Setting market prices aside, one of the greatest challenges farmers face is agriculture labor. Given the current political atmosphere, there is a large amount of concern and confusion around guest worker programs and whether or not they are going to change.
In June, the House of Representatives rejected the so-called “Ag Act” bill (H.R. 4760), sponsored by Congressman Bill Goodlatte of Virginia. This immigration bill included changes to the H-2A guest worker program but didn’t offer a path toward citizenship for “Dreamers.” Despite this rejection, Rep. Rodney Davis (R-IL) believes guest worker reform isn’t dead in the water.
But Rep. Davis’ opinion is not what the far right nor the far left truly want to resolve this issue. Despite the lack of political desire to tackle this issue, as Davis puts it, he is looking forward to having “another crack at this” hopefully in July but a timeline is still undetermined.
Watch NAFTA for Immigration Changes
Aaron Bernard, an attorney with the Bernard Firm in Des Moines, Iowa, that specializes in guest worker programs and immigration, believes these issues with guest worker programs are certainly something farmers need to watch but they should also a close eye on NAFTA.
The H-2A program is the most commonly used for ag labor but the TN Visa program, a lesser known program for educated guest workers who have at least a bachelor’s degree, is part of NAFTA. As part of the National Pork Producers Labor Security Council, Bernard believes when it looks like real changes are on the table there will be a substantial lobbying effort to ensure the provisions that are available to livestock producers and seasonal farmers won’t be harmed or substantially affected.
Bernard also says while boarder security is stricter and companies are being looked at a little closer to make sure there’s no illegal activities, the programs and availability have not changed. Farmers need to make sure they don’t make these two common mistakes when hiring foreign labor.
“There’s no laws that have actually changed,” he says. “There is more enforcement out there of the rules and regulations, but laws themselves really haven't changed.”
This is a hot button topic, as many Americans feel guest workers take jobs away from Americans. As Charlmers Carr, Titan Farms in South Carolina, says, “We would hire American workers if they were available. But unfortunately, we just don’t have anybody willing to do these jobs.”
This sentiment is all too familiar among farmers searching for labor. In some cases, people just aren’t willing to do the work but in many other cases, the people simply aren’t there. This is especially true in the rural Midwest. But even the current guest labor programs have their flaws, Carr points out.
“Unfortunately with agriculture today, there’s a lot of farming operations that can’t use the H-2A program because they’re year-round operations,” he says.
This is where the TN Visa program might help farmers with labor needs that require more than a laborer. In livestock operations especially, professional workers with at least a bachelor’s degree could be a better solution for farmers. This program is through NAFTA, which means only workers from Mexico or Canada are eligible, and it offers a three-year continuous visa that is renewable indefinitely. But with any government program, there are rules and regulations.

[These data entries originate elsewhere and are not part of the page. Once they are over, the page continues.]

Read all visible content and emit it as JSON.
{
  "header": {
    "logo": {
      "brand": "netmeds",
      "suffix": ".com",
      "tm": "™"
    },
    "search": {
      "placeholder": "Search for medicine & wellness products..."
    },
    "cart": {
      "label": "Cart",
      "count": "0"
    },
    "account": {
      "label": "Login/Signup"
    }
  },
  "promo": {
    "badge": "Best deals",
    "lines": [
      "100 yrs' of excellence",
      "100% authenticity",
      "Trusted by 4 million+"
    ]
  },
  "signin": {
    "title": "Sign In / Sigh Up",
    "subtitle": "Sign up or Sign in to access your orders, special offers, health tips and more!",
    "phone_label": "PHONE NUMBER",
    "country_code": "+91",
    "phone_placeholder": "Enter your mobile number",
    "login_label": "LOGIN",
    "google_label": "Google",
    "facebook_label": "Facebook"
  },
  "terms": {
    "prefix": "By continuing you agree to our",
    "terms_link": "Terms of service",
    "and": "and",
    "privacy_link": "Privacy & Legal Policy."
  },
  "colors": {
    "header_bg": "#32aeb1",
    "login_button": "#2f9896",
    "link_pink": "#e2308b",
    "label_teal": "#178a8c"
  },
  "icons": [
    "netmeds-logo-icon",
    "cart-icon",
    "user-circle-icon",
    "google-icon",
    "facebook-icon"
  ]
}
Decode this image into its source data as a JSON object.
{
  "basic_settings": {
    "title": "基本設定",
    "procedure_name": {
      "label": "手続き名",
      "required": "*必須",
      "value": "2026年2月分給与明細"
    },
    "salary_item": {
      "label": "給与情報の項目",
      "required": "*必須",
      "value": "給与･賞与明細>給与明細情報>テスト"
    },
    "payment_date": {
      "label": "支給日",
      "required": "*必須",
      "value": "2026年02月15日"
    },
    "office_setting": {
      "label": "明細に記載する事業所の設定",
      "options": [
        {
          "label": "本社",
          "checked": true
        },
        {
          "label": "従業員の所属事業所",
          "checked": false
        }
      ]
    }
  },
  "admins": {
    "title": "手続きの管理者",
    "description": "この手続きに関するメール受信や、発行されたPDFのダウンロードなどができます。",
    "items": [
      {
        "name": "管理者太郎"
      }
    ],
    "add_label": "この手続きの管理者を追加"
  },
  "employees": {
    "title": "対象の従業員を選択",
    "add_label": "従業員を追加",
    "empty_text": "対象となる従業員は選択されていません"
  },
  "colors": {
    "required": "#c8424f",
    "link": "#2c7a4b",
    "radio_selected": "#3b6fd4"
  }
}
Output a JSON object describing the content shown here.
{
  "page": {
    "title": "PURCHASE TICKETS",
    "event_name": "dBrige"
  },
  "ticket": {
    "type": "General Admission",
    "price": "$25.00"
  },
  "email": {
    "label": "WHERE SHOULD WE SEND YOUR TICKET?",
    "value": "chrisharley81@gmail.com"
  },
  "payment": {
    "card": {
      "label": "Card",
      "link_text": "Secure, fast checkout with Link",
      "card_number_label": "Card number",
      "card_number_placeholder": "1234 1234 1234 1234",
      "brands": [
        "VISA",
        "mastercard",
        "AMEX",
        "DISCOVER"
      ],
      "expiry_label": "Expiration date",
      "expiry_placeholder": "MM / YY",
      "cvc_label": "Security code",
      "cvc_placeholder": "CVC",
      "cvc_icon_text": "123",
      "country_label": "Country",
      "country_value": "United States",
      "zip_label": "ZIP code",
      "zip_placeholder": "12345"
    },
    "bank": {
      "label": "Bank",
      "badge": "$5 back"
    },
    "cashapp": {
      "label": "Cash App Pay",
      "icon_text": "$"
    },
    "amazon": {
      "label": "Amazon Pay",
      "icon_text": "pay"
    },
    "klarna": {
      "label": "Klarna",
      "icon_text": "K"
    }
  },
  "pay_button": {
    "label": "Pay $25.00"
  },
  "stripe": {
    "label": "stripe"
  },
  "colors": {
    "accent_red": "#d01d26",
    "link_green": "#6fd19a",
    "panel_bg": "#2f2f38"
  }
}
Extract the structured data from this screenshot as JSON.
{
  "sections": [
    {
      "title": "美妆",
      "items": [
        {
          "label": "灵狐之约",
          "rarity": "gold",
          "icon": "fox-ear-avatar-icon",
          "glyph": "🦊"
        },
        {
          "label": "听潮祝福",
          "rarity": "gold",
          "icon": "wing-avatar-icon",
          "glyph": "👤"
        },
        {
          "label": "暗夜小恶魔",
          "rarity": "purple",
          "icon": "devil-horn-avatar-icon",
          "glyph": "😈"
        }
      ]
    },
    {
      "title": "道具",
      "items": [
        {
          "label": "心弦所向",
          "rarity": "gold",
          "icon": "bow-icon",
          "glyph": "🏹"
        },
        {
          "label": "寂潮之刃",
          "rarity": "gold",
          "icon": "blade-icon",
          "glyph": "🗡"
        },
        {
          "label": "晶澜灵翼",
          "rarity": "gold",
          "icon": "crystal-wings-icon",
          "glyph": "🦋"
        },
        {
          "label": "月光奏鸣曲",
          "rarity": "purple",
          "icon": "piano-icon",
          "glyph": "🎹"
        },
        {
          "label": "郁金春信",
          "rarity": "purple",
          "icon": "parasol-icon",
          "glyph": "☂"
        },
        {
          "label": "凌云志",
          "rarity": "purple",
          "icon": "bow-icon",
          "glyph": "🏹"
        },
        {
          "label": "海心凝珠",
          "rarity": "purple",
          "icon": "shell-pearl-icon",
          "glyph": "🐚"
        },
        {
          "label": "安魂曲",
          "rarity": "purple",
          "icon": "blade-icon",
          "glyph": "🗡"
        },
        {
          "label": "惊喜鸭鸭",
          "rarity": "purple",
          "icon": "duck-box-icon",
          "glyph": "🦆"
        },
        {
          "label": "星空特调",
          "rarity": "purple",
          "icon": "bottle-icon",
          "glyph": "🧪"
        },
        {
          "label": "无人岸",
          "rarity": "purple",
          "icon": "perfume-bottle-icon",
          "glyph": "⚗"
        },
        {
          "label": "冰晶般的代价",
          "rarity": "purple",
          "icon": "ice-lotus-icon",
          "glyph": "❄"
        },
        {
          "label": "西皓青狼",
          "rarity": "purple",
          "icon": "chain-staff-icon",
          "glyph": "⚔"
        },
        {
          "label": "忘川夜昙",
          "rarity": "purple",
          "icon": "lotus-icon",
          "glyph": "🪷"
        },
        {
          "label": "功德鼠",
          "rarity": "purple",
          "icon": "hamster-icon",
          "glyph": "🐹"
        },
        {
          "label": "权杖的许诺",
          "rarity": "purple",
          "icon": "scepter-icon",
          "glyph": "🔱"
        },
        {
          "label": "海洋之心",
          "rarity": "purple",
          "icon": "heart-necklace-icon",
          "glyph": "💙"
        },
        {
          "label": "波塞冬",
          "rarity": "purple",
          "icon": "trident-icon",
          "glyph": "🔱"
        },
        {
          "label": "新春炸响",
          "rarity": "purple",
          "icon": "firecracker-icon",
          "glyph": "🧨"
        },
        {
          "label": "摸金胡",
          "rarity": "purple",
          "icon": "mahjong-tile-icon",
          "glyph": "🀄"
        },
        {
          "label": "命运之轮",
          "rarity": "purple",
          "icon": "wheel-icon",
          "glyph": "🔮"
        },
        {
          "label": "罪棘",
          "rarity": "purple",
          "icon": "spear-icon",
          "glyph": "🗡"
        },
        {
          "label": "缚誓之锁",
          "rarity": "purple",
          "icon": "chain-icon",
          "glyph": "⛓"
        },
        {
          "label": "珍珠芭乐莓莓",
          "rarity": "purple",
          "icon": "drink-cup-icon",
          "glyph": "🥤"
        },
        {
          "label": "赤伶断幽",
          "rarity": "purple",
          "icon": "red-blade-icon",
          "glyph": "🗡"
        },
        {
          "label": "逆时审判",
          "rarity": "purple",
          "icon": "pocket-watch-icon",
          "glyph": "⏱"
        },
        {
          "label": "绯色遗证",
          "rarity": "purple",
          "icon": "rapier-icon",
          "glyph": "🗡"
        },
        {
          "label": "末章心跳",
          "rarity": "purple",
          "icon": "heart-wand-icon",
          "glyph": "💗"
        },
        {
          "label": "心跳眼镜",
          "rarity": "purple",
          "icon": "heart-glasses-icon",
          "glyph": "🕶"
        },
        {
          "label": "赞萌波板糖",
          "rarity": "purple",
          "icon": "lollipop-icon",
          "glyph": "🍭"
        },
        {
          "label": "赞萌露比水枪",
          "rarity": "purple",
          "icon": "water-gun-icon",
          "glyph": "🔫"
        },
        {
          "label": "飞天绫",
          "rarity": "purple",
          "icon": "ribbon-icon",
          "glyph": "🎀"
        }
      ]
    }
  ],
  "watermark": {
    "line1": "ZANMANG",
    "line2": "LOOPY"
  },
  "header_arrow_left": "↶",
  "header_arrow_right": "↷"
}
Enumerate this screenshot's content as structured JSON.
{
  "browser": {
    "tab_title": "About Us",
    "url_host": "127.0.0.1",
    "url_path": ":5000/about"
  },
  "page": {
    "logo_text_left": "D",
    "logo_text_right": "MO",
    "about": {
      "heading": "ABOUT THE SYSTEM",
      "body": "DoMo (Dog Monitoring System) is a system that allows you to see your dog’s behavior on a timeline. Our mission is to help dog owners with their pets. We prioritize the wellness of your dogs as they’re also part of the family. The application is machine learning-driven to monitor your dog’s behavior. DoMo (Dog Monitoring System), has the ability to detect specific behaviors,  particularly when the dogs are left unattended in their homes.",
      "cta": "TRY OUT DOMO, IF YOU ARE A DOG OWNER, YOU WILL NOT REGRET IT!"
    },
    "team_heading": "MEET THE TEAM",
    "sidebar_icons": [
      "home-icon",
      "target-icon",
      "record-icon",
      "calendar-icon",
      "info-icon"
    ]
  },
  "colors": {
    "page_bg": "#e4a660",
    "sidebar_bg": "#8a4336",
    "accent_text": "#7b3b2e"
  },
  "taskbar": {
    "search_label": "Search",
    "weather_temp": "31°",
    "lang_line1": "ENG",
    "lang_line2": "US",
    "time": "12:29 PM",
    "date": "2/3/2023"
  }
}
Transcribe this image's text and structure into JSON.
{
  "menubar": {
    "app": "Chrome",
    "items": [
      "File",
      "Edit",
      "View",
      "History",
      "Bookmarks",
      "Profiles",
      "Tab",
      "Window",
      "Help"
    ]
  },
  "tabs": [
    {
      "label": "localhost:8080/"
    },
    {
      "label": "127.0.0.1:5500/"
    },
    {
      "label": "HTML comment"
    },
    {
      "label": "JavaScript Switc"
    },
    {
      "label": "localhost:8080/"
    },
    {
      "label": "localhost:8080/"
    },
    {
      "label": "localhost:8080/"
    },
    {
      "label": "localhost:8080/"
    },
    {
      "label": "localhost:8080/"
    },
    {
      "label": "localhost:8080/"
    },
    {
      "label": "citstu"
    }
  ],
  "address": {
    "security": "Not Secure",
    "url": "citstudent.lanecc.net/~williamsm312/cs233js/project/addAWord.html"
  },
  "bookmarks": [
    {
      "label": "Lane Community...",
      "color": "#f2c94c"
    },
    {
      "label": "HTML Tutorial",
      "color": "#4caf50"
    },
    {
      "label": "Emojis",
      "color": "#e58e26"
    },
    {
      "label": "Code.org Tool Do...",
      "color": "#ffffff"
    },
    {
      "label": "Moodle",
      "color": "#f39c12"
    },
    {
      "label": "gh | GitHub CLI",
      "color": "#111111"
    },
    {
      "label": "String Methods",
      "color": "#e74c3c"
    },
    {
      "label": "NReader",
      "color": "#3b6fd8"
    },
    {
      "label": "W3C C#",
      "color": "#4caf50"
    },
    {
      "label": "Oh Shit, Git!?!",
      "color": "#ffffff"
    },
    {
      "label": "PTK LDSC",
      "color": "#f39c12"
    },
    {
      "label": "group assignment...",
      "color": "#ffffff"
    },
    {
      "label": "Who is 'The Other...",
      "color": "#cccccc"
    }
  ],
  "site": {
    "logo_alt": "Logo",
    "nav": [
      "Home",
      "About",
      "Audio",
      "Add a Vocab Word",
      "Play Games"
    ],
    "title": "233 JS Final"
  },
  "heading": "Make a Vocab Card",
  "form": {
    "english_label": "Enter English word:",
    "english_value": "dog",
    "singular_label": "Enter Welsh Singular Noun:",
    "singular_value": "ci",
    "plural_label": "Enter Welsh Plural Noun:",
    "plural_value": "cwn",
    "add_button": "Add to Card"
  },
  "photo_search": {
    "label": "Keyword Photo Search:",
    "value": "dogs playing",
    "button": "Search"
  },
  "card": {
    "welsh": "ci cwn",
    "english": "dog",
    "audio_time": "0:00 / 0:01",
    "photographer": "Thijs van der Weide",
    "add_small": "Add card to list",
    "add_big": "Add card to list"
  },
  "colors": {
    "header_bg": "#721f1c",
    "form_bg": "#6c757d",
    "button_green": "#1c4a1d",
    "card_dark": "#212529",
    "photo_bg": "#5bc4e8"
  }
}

The bottom line is farmers need labor and they need guest workers programs that allow them to get the job done without harming our country or the ag industry. Staying up-to-date with these issues is important for farmers. Nothing has changed yet, but Bernard says to watch this ongoing situation.
Learn more about the difference between the H-2A and the TN programs along with some resources by clicking here.